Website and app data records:
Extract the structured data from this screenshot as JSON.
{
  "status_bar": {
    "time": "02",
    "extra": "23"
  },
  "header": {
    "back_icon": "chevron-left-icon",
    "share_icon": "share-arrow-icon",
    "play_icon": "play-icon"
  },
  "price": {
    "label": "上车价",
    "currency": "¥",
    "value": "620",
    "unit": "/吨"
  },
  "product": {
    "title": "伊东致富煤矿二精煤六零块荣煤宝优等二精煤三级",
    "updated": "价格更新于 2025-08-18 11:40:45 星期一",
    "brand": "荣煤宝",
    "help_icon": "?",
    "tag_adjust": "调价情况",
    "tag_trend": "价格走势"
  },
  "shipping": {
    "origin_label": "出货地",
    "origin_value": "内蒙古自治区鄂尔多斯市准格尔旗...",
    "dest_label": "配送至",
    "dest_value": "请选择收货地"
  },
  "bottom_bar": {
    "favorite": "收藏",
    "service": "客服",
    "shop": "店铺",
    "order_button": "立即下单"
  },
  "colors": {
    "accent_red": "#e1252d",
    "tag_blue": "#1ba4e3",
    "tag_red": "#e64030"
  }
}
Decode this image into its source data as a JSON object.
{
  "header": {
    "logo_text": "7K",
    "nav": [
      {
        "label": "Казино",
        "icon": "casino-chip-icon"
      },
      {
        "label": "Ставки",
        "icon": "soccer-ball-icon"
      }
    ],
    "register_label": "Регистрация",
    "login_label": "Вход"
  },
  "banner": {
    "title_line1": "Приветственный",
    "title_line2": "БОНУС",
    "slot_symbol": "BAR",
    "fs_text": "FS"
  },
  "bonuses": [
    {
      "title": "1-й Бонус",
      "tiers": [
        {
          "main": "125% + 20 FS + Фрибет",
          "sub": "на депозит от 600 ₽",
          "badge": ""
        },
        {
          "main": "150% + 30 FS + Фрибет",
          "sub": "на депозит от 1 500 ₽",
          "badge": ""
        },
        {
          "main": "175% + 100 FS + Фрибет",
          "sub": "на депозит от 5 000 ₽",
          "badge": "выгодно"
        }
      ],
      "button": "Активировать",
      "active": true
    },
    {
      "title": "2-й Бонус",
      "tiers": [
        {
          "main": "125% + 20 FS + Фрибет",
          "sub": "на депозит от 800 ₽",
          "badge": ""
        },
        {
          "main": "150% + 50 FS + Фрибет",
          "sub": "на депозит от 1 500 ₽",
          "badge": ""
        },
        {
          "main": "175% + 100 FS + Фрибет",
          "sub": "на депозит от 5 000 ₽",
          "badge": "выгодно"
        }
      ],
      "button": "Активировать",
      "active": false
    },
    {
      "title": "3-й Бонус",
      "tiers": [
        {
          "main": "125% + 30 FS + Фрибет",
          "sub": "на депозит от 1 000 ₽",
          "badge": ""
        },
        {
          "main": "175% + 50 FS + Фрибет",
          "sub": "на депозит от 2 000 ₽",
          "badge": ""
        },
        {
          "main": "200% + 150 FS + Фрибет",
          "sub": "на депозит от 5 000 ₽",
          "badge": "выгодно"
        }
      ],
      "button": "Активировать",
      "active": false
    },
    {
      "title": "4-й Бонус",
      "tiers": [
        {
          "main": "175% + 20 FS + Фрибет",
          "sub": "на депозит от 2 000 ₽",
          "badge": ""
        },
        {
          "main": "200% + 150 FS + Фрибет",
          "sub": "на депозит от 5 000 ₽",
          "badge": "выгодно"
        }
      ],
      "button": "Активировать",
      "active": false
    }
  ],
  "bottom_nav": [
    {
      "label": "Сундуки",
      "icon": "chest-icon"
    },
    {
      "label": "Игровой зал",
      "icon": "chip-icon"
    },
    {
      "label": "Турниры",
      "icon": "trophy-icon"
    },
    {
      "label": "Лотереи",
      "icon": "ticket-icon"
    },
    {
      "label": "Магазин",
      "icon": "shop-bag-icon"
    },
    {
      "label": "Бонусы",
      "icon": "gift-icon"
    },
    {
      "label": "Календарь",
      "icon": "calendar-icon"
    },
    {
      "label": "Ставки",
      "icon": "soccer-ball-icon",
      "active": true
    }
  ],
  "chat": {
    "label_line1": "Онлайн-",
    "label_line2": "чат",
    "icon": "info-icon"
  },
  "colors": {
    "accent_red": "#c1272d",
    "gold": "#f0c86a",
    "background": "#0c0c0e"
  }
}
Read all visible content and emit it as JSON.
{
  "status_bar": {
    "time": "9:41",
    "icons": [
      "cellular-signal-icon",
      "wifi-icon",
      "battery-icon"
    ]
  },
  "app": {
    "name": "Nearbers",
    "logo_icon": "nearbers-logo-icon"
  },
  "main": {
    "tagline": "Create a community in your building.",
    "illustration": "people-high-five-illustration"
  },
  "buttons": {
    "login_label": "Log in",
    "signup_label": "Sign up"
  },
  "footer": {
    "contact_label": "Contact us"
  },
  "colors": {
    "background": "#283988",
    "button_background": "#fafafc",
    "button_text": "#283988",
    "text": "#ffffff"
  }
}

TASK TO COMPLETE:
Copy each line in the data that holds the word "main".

TASK RESULT:
          "main": "125% + 20 FS + Фрибет",
          "main": "150% + 30 FS + Фрибет",
          "main": "175% + 100 FS + Фрибет",
          "main": "125% + 20 FS + Фрибет",
          "main": "150% + 50 FS + Фрибет",
          "main": "175% + 100 FS + Фрибет",
          "main": "125% + 30 FS + Фрибет",
          "main": "175% + 50 FS + Фрибет",
          "main": "200% + 150 FS + Фрибет",
          "main": "175% + 20 FS + Фрибет",
          "main": "200% + 150 FS + Фрибет",
  "main": {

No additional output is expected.